WordPress has long worn the laurels as the most popular content management system in the world. With its 10th birthday on the horizon, WordPress has become the platform of choice for a huge range of content producers, including solo bloggers, large media organizations, and corporations. Even with strong competition from other platforms, the top performers in the publishing market are consistently choosing WordPress.
In a recently released survey of the top 100 blogs, Pingdom revealed that 52 of the top 100 are using WordPress. That’s a growth of 4 sites from last year’s 48. WordPress competitors are barely a blip on the radar, with custom sites making up 12 of the top 100, and Drupal, the highest ranked content management system apart from WordPress, managing only 7 sites, having dropped one from 2012.
The custom site figures exclude the Gawker publishing empire, which uses its own custom-made platform and has 8 sites in the top 100.
Up and coming SaaS platforms made a relatively poor showing. Tumblr, which hosts over 100 million blogs on its platform and had a recent tremendous growth spurt of 7 million blogs in 25 days, managed only one site among the elite. Blogger, Google’s venerable blogging platform, snagged one more of the top 100 compared to last year, moving from 2 to 3 blogs, placing it just below TypePad and just above Ceros.
It’s instructive to look at the range of organizations that choose to use WordPress as the foundation of their publishing activities. Unsurprisingly, a lot of tech and tech culture blogs plump for WordPress, including GigaOM, TechCrunch, Mashable, and Smashing Magazine.

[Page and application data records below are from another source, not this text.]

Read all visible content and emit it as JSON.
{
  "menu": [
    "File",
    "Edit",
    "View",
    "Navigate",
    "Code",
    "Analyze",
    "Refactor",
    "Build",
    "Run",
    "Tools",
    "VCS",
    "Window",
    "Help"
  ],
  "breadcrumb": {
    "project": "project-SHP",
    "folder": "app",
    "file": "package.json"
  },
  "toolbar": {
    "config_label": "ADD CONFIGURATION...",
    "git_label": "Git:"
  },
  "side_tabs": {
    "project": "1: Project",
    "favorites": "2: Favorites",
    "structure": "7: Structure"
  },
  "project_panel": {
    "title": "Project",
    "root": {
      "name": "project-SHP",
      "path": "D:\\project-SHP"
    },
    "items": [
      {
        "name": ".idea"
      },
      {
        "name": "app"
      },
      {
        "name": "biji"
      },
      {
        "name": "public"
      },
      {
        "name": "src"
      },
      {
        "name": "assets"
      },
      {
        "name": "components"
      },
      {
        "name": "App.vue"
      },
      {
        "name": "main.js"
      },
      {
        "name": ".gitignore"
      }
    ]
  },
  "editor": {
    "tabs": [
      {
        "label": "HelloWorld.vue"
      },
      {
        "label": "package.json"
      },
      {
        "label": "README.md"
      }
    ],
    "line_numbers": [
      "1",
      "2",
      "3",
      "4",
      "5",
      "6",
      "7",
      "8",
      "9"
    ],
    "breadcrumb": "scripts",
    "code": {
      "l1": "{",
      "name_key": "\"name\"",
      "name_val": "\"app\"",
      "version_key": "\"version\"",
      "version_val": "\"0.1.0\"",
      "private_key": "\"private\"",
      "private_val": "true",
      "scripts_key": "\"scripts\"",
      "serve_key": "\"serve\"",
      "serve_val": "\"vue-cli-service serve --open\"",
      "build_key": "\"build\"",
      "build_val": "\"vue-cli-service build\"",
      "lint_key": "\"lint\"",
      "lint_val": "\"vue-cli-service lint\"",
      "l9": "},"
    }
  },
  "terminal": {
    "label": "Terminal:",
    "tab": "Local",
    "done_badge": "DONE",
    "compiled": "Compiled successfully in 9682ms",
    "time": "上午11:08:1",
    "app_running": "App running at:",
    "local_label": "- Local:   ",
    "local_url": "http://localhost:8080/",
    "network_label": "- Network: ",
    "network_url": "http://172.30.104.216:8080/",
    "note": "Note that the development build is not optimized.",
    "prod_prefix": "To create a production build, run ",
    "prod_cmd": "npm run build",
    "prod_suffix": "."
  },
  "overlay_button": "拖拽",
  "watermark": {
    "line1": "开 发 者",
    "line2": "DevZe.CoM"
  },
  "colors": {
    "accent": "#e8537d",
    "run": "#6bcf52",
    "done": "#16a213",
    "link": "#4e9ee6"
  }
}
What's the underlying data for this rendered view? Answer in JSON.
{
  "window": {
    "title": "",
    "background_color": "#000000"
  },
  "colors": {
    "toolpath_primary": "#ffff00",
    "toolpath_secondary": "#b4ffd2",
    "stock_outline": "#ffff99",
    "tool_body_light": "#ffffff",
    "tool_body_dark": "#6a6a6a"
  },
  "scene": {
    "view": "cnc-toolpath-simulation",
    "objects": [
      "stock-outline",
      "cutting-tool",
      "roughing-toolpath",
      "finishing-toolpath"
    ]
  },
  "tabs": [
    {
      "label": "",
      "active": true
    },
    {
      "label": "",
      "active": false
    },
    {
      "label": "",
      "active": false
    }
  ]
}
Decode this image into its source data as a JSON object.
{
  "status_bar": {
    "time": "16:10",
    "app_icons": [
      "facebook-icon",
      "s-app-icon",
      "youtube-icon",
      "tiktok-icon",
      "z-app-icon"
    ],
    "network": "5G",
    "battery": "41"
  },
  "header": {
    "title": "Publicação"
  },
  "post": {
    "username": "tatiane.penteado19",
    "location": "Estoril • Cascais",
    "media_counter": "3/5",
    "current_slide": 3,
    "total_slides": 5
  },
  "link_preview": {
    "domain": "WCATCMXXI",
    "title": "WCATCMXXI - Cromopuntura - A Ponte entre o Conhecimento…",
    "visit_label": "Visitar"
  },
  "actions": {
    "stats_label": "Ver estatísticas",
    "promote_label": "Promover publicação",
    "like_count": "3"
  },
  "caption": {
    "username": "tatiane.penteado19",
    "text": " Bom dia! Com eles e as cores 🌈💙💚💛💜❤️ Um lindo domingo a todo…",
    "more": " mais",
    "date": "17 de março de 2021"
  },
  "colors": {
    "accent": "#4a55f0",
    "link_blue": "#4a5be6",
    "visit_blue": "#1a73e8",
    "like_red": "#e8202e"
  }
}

Four years ago, there were many superstar bloggers in the list, including Chris Brogan, Perez Hilton, and Robert Scoble, all resting on WordPress foundations. But in the intervening years many of the individual bloggers appear to have been pushed out of the list by large publishers.
Media giants like the New York Times have risen up the ranks as they supplement traditional journalism with blogs. NYT has its popular The Lede, Bits and Paul Krugman blogs on WordPress. Reuters is also in on the WordPress action with Felix Salmon’s blog making the cut.
Comparing the figures from 2009 with this month, we also see some platforms have dropped out of the ranking altogether. Scoop and Bricolage just made it into the top 100 at the end of the last decade, but they no longer make the list.
We’re sure that next year we’ll see more changes among the smaller content management systems, but, given the trend, it’s likely that WordPress will continue to dominate the list into the foreseeable future.